Coming into this year, some market observers predicted the euro would not weaken against the U.S. dollar as much as was seen in the previous two years. The U.S. dollar has previously been strengthening on the prospect of a tighter monetary policy, which would help remove some of the excess liquidity sloshing around in the economy.
“The euro broke above $1.10 on Monday as traders trimmed bets against the shared currency, hoping to avoid the type of brutal short squeeze that followed the European Central Bank’s December meeting when it meets again later this week,” reports Joseph Adinolfi for MarketWatch.
The ECB meets Thursday. What could stand in the way of an extended rally for FXE is the European Central Bank possibly adding to its quantitative easing efforts. The ECB disappointed markets in December by announcing smaller-than-expected additions to its QE program, prompting speculation that the central bank could make a more dramatic announcement sometime this year.
“Amundi SA and Axa Investment Managers say the dollar’s strength will constrain the Federal Reserve’s ability to boost borrowing costs aggressively next year, after it raised rates this week for the first time in almost a decade. Strategists surveyed by Bloomberg forecast gains in the U.S. currency will slow to 3.4 percent against the euro in 2016,” according to Bloomberg.
The good news for euro bears is that recent U.S. economic data, including the February jobs report, supports the Fed’s case for higher interest rates. Higher rates should boost the dollar, in turn weakening the euro.
“Economists at Société Générale expect the ECB to cut its deposit rate by 20 basis points and extend its program of targeted longer-term refinancing operations. Some analysts have speculated that the central bank might introduce a tiered interest-rate system to ease the pressure on European banks,” according to MarketWatch.
CurrencyShares Euro Currency Trust

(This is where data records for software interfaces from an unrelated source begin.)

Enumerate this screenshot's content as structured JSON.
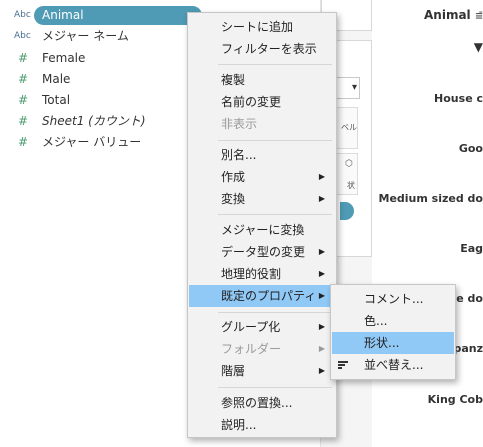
{
  "fields": [
    {
      "type": "Abc",
      "name": "Animal",
      "selected": true
    },
    {
      "type": "Abc",
      "name": "メジャー ネーム"
    },
    {
      "type": "#",
      "name": "Female"
    },
    {
      "type": "#",
      "name": "Male"
    },
    {
      "type": "#",
      "name": "Total"
    },
    {
      "type": "#",
      "name": "Sheet1 (カウント)",
      "italic": true
    },
    {
      "type": "#",
      "name": "メジャー バリュー"
    }
  ],
  "cards": {
    "dropdown_arrow": "▾",
    "mark_label_1": "ベル",
    "mark_label_2": "状"
  },
  "view": {
    "column_header": "Animal",
    "rows": [
      "House c",
      "Goo",
      "Medium sized do",
      "Eag",
      "ge do",
      "panz",
      "King Cob"
    ]
  },
  "context_menu": {
    "items": [
      {
        "label": "シートに追加"
      },
      {
        "label": "フィルターを表示"
      },
      {
        "label": "複製"
      },
      {
        "label": "名前の変更"
      },
      {
        "label": "非表示",
        "disabled": true
      },
      {
        "label": "別名..."
      },
      {
        "label": "作成",
        "submenu": true
      },
      {
        "label": "変換",
        "submenu": true
      },
      {
        "label": "メジャーに変換"
      },
      {
        "label": "データ型の変更",
        "submenu": true
      },
      {
        "label": "地理的役割",
        "submenu": true
      },
      {
        "label": "既定のプロパティ",
        "submenu": true,
        "highlighted": true
      },
      {
        "label": "グループ化",
        "submenu": true
      },
      {
        "label": "フォルダー",
        "submenu": true,
        "disabled": true
      },
      {
        "label": "階層",
        "submenu": true
      },
      {
        "label": "参照の置換..."
      },
      {
        "label": "説明..."
      }
    ]
  },
  "submenu": {
    "items": [
      {
        "label": "コメント..."
      },
      {
        "label": "色..."
      },
      {
        "label": "形状...",
        "highlighted": true
      },
      {
        "label": "並べ替え...",
        "icon": "sort-icon"
      }
    ]
  },
  "colors": {
    "menu_bg": "#f2f2f2",
    "highlight": "#90c8f6",
    "pill": "#4f9ab5",
    "measure_green": "#4a9b6e",
    "dimension_blue": "#4a6f90"
  }
}
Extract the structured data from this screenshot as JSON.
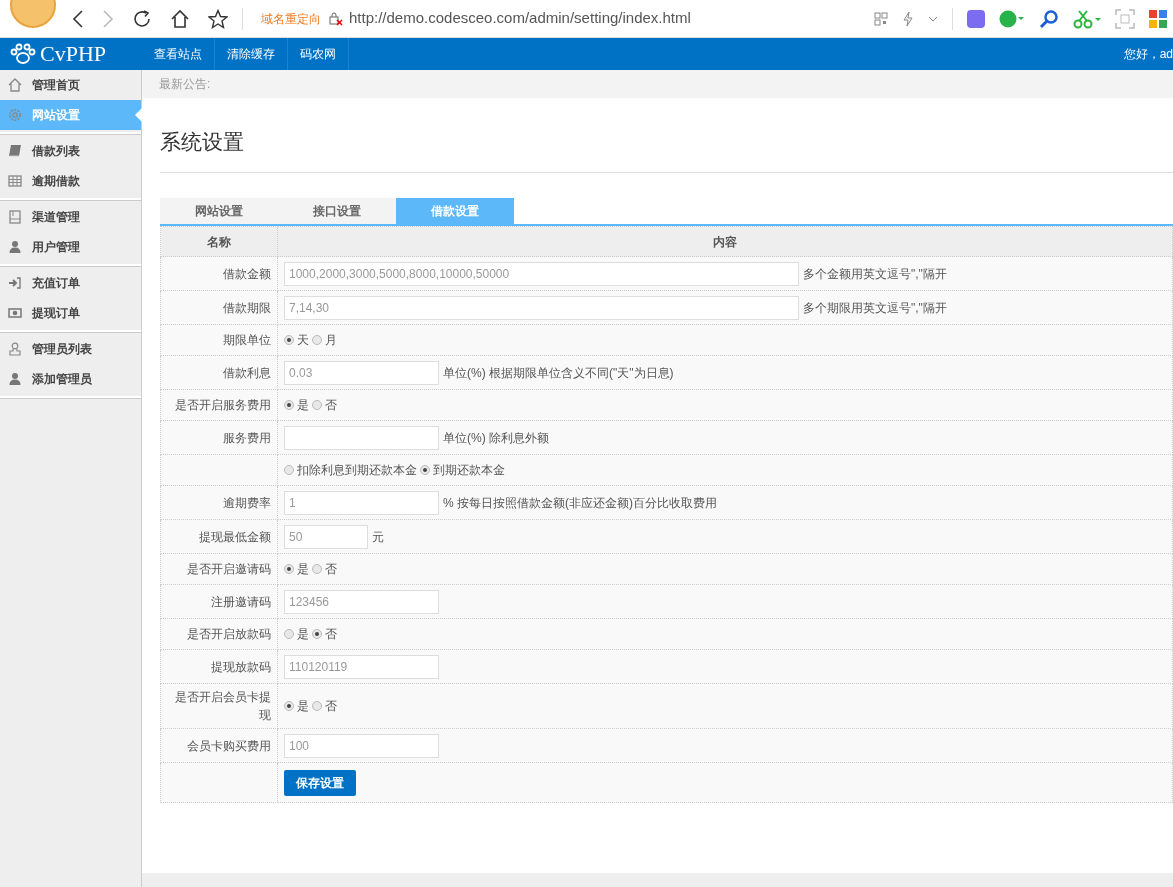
{
  "browser": {
    "redirect_label": "域名重定向",
    "url": "http://demo.codesceo.com/admin/setting/index.html"
  },
  "header": {
    "logo": "CvPHP",
    "nav": [
      "查看站点",
      "清除缓存",
      "码农网"
    ],
    "greeting": "您好，ad"
  },
  "sidebar": {
    "groups": [
      [
        {
          "label": "管理首页",
          "selected": false
        },
        {
          "label": "网站设置",
          "selected": true
        }
      ],
      [
        {
          "label": "借款列表",
          "selected": false
        },
        {
          "label": "逾期借款",
          "selected": false
        }
      ],
      [
        {
          "label": "渠道管理",
          "selected": false
        },
        {
          "label": "用户管理",
          "selected": false
        }
      ],
      [
        {
          "label": "充值订单",
          "selected": false
        },
        {
          "label": "提现订单",
          "selected": false
        }
      ],
      [
        {
          "label": "管理员列表",
          "selected": false
        },
        {
          "label": "添加管理员",
          "selected": false
        }
      ]
    ]
  },
  "notice": "最新公告:",
  "page_title": "系统设置",
  "tabs": [
    {
      "label": "网站设置",
      "selected": false
    },
    {
      "label": "接口设置",
      "selected": false
    },
    {
      "label": "借款设置",
      "selected": true
    }
  ],
  "table": {
    "columns": [
      "名称",
      "内容"
    ],
    "rows": [
      {
        "label": "借款金额",
        "kind": "wide_input",
        "value": "1000,2000,3000,5000,8000,10000,50000",
        "note": "多个金额用英文逗号\",\"隔开"
      },
      {
        "label": "借款期限",
        "kind": "wide_input",
        "value": "7,14,30",
        "note": "多个期限用英文逗号\",\"隔开"
      },
      {
        "label": "期限单位",
        "kind": "radio",
        "options": [
          {
            "label": "天",
            "selected": true
          },
          {
            "label": "月",
            "selected": false
          }
        ]
      },
      {
        "label": "借款利息",
        "kind": "input",
        "value": "0.03",
        "note": "单位(%) 根据期限单位含义不同(\"天\"为日息)"
      },
      {
        "label": "是否开启服务费用",
        "kind": "radio",
        "options": [
          {
            "label": "是",
            "selected": true
          },
          {
            "label": "否",
            "selected": false
          }
        ]
      },
      {
        "label": "服务费用",
        "kind": "input",
        "note": "单位(%) 除利息外额"
      },
      {
        "kind": "radio",
        "options": [
          {
            "label": "扣除利息到期还款本金",
            "selected": false
          },
          {
            "label": "到期还款本金",
            "selected": true
          }
        ]
      },
      {
        "label": "逾期费率",
        "kind": "input",
        "value": "1",
        "note": "% 按每日按照借款金额(非应还金额)百分比收取费用"
      },
      {
        "label": "提现最低金额",
        "kind": "short_input",
        "value": "50",
        "note": "元"
      },
      {
        "label": "是否开启邀请码",
        "kind": "radio",
        "options": [
          {
            "label": "是",
            "selected": true
          },
          {
            "label": "否",
            "selected": false
          }
        ]
      },
      {
        "label": "注册邀请码",
        "kind": "input",
        "value": "123456"
      },
      {
        "label": "是否开启放款码",
        "kind": "radio",
        "options": [
          {
            "label": "是",
            "selected": false
          },
          {
            "label": "否",
            "selected": true
          }
        ]
      },
      {
        "label": "提现放款码",
        "kind": "input",
        "value": "110120119"
      },
      {
        "label": "是否开启会员卡提现",
        "kind": "radio",
        "options": [
          {
            "label": "是",
            "selected": true
          },
          {
            "label": "否",
            "selected": false
          }
        ]
      },
      {
        "label": "会员卡购买费用",
        "kind": "input",
        "value": "100"
      }
    ]
  },
  "save_button": "保存设置"
}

The opinions and forecasts expressed herein are solely those of Tom Lydon, and may not actually come to pass. Mr. Lydon serves as an independent trustee of certain mutual funds and ETFs that are managed by Guggenheim Investments; however, any opinions or forecasts expressed herein are solely those of Mr. Lydon and not those of Guggenheim Funds, Guggenheim Investments, Guggenheim Specialized Products, LLC or any of their affiliates. Information on this site should not be used or construed as an offer to sell, a solicitation of an offer to buy, or a recommendation for any product.